» **WHAT THIS TASK INVOLVES**: From the data below, return each line in which the string "Ireland" is found.
-- EXERCISE MATERIALS follows --
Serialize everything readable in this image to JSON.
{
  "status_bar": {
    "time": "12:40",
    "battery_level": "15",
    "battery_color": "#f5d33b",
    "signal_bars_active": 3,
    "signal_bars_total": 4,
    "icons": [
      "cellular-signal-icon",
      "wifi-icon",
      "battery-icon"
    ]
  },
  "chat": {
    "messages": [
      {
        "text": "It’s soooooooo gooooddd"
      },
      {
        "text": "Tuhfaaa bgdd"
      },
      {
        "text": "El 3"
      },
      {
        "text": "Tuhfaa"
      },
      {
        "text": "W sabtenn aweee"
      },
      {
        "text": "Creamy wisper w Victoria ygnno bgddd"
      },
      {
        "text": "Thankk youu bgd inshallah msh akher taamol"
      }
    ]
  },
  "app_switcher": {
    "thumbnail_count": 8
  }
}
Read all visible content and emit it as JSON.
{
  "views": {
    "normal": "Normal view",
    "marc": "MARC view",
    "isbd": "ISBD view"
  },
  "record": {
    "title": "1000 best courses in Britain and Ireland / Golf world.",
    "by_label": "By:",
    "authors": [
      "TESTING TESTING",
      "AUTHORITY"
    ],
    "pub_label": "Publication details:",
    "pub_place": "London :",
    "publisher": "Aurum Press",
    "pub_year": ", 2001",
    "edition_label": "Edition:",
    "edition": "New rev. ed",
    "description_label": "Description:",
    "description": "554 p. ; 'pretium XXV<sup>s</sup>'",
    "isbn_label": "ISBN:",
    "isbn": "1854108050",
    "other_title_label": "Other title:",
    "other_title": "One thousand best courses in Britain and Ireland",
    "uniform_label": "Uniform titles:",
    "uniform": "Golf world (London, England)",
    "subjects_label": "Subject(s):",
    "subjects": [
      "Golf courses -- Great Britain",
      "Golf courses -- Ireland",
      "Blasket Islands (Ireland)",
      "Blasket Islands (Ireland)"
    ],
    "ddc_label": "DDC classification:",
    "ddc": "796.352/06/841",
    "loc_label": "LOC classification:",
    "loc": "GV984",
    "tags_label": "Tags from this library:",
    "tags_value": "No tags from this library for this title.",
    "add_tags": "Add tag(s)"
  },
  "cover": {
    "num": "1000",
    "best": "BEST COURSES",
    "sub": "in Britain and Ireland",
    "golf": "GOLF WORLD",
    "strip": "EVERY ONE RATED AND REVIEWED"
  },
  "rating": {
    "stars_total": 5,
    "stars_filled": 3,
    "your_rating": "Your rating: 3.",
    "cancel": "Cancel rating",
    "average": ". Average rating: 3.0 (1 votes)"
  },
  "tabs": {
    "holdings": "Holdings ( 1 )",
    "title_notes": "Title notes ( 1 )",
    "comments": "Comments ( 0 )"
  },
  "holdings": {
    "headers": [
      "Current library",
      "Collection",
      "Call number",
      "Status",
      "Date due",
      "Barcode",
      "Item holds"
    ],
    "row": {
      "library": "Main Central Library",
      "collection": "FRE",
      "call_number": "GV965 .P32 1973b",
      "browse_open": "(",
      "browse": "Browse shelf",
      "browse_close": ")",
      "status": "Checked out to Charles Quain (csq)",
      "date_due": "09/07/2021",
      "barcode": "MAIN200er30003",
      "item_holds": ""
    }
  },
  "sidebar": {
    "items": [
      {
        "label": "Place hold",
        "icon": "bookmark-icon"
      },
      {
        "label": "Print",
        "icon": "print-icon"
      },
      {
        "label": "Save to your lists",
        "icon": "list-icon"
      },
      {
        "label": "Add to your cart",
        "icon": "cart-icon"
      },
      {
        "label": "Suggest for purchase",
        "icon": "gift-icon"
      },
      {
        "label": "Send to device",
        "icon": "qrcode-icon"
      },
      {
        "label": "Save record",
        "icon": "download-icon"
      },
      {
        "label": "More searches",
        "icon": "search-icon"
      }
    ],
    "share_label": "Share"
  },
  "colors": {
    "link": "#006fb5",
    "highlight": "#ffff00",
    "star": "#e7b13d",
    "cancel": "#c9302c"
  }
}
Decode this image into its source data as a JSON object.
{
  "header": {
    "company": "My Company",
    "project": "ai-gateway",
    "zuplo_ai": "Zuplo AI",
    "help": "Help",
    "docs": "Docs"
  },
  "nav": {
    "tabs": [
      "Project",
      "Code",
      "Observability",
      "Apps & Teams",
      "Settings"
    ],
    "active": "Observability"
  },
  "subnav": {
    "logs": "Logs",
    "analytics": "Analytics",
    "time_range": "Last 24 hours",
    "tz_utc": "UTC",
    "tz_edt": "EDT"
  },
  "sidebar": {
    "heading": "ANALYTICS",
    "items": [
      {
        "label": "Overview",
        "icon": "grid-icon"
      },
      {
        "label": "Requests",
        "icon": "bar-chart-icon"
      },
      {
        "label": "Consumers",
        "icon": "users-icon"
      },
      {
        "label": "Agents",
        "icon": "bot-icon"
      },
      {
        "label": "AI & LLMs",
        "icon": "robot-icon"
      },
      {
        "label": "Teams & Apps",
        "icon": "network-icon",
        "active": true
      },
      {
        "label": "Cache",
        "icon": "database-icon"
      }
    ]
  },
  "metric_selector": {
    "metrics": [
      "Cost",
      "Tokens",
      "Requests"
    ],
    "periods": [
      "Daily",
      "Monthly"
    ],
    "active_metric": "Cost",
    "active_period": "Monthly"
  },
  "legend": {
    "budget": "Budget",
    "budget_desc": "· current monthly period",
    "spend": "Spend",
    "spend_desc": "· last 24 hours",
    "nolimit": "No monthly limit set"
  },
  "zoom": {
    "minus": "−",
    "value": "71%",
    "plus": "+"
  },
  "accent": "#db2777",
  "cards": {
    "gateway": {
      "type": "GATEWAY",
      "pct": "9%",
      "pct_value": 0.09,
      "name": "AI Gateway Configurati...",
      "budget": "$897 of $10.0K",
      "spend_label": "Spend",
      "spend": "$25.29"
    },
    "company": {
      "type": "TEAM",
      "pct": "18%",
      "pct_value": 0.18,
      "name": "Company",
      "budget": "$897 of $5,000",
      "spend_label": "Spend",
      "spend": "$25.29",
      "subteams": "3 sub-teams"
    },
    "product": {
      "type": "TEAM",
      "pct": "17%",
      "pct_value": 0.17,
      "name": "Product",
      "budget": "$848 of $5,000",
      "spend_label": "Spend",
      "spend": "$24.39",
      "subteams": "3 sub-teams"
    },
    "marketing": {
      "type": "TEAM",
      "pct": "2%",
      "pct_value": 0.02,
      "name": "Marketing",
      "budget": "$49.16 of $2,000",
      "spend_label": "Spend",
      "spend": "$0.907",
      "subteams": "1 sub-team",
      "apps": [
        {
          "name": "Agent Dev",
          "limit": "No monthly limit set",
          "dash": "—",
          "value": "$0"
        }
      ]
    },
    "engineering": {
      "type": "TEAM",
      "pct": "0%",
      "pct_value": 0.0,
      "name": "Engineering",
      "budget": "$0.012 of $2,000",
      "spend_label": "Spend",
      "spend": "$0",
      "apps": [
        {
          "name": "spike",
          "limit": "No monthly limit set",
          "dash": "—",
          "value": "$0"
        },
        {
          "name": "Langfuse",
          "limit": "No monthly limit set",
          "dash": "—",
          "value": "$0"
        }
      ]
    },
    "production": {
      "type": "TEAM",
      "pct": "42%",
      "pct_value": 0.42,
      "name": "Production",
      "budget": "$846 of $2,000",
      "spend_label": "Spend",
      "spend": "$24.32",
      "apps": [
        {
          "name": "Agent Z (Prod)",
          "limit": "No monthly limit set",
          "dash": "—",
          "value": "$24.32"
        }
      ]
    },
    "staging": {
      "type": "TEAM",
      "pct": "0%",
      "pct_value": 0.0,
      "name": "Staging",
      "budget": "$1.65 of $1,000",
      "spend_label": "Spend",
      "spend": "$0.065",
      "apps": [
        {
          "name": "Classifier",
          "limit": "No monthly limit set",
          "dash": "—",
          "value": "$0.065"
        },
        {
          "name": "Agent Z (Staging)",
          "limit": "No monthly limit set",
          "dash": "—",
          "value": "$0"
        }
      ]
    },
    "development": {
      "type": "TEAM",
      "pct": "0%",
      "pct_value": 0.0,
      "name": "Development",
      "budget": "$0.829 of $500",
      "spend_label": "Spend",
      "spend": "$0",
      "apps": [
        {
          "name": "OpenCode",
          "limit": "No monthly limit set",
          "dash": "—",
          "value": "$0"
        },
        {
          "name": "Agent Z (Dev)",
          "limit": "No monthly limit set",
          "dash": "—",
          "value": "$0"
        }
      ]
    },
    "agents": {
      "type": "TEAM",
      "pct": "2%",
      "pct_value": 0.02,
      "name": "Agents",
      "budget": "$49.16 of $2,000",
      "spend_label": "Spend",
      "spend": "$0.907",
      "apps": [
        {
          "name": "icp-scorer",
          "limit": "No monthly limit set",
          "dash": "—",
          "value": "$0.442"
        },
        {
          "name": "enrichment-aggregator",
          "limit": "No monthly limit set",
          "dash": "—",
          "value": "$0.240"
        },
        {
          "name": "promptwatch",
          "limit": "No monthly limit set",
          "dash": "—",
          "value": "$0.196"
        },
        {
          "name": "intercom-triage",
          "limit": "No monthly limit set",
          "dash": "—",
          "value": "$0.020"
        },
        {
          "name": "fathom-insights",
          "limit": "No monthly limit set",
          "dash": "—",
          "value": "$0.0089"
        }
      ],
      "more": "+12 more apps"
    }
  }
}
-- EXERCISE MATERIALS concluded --
» **EXERCISE OUTPUT**:
    "title": "1000 best courses in Britain and Ireland / Golf world.",
    "other_title": "One thousand best courses in Britain and Ireland",
      "Golf courses -- Ireland",
      "Blasket Islands (Ireland)",
      "Blasket Islands (Ireland)"
    "sub": "in Britain and Ireland",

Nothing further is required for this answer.